Truc Lam

Over the past decade, big food industry players have implemented new growing, processing and distribution methods to meet national food safety standards

Vietnamese consumers are very concerned about food safety. In recent years, media reports have highlighted topics such as environmental pollution, food tainted with chemicals or antibiotics, and foods of unknown origins. In a country with a population of over 80 million people in which spending on food and drinks accounts for up to 40% of people’s total budget, the mission to monitor the flow of safe foods is a challenge. The latest statistics show there are 424 supermarkets, 23 malls and nearly 800,000 traditional markets and small shops in Vietnam. Customers find it hard to identify

Aware of consumers’ concerns, for more than the last decade, big players in the food industry have implemented new projects in growing, processing and distributing foods to meet national food safety standards. For meat, Vissan, Ha Long and Cau Tre have been major players for years. However, the average consumer still buys fresh vegetables, fresh meat and chicken eggs from the local market. Markets mostly cater to personal and household business units. Meeting the demands of big orders from enterprises, restaurants and hotels and satisfying millions of housewives gives many enterprises the opportunity to make money.

It’s quite easy to purchase foods accredited for food safety such as meat and sausages by Duc Viet, vegetables and fruits from Hieu Phat or clean vegetables from Dalat. These are sold in supermarkets nationwide. However, there are still tens of thousands of traditional markets that supply thousands of tons of food each day and exert a direct impact on people’s health. Food safety concerns are even mentioned in National Assembly plenums and in seminars by the Ministry of Health, Ministry of Commerce, Bureau of Industry and Commerce and the Ministry of Agriculture and Rural Development, etc.

The safe food industry remains unable to fully meet the demands of society due to economies of scale. To produce safe pork, fish or prawns free from antibiotic residues, a business must invest twice as much as it normally does. Heavy abuse of industrial foods in the meat-rearing industry and excessive use of pesticides in vegetable and fruit production are prevalent. Producing clean foods without weight-gaining drugs and pesticides requires modern techniques and results in higher selling prices and less attractive-looking produce. It is not difficult to find supermarkets and internet sites advertising clean agricultural products grown using aquarium or microbiological technologies. These include home-made products that range from bean sprouts to confections to free-range chickens to home-made yogurt. These businesses’ growing popularity shows people’s concerns about their daily meals.
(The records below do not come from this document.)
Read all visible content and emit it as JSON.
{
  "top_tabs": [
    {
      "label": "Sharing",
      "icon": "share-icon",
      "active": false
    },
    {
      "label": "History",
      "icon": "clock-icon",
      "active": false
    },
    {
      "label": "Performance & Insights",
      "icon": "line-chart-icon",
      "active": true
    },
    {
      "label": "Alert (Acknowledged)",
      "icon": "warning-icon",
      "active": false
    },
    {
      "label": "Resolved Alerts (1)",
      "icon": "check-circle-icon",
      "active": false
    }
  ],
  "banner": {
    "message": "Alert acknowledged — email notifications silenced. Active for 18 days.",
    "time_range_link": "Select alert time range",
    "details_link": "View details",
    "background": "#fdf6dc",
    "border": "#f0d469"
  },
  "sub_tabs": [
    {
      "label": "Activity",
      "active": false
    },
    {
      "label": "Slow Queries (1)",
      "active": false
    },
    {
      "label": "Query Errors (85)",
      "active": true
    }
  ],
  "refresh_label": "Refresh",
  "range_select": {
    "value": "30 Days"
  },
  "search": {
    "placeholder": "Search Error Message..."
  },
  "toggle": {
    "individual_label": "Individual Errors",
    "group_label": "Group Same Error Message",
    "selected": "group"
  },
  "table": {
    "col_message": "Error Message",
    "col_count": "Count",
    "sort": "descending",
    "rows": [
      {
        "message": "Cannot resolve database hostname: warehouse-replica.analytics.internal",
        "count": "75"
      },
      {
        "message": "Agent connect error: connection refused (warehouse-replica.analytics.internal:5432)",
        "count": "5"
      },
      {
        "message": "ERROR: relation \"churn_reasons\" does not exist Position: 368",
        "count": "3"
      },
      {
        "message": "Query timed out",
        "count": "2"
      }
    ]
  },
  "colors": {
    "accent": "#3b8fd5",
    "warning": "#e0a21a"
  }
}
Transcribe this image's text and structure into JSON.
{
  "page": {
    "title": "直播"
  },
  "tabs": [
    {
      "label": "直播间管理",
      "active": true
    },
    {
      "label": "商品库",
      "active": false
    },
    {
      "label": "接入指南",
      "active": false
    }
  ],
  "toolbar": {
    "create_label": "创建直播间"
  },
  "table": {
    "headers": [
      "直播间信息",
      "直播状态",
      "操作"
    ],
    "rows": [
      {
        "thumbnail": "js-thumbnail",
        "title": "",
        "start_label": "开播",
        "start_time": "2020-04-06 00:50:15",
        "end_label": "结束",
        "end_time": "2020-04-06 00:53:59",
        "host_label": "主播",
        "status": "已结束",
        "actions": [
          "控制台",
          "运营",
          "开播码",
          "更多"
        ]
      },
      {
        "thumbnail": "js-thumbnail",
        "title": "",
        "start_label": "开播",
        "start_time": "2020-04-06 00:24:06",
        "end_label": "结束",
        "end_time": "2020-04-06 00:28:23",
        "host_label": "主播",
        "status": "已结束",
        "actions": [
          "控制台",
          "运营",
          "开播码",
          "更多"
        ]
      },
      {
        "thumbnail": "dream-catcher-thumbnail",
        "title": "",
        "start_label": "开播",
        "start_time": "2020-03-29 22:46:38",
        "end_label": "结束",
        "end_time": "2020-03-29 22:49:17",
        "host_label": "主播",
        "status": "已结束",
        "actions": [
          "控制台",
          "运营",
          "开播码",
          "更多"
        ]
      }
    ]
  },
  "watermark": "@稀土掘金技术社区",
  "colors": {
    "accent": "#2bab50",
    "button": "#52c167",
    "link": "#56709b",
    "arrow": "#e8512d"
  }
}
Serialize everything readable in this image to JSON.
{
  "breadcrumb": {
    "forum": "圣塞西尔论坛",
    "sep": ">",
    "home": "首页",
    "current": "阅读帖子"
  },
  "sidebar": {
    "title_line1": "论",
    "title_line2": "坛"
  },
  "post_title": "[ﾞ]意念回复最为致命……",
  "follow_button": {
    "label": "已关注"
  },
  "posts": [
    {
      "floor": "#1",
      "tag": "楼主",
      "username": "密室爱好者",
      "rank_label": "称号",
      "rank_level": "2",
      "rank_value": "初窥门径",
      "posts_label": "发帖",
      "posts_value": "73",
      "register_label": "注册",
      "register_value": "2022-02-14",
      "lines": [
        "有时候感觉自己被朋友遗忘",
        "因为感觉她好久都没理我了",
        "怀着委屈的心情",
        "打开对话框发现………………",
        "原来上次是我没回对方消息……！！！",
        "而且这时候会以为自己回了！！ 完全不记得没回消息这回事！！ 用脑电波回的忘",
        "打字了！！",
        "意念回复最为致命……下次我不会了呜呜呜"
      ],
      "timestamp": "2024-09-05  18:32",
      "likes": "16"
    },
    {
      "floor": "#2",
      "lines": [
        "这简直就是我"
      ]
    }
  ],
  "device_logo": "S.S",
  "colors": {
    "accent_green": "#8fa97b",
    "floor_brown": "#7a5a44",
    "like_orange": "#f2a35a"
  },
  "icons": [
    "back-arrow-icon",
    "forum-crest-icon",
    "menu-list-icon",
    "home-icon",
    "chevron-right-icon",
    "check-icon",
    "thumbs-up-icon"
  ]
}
According to new forecasts by the Euromonitor International think-tank, consumption of foods and drinks  in Vietnam is expected to grow by an average of 11.4% per annum between 2014 and 2018, far surpassing all other sectors of the economy.

Once the path to the Trans-Pacific Partnership (TPP) is unwinding, the food industry and other sectors in Vietnam must be ready to seek new directions. The state should also consider centralising its monitoring of food to avoid overlapping control like at present. Some businesses suggest that the government research the model of the US Food and Drugs Association (FDA) to apply to Vietnam so that ensuring the quality of daily meals in Vietnamese households would be easier and more efficient.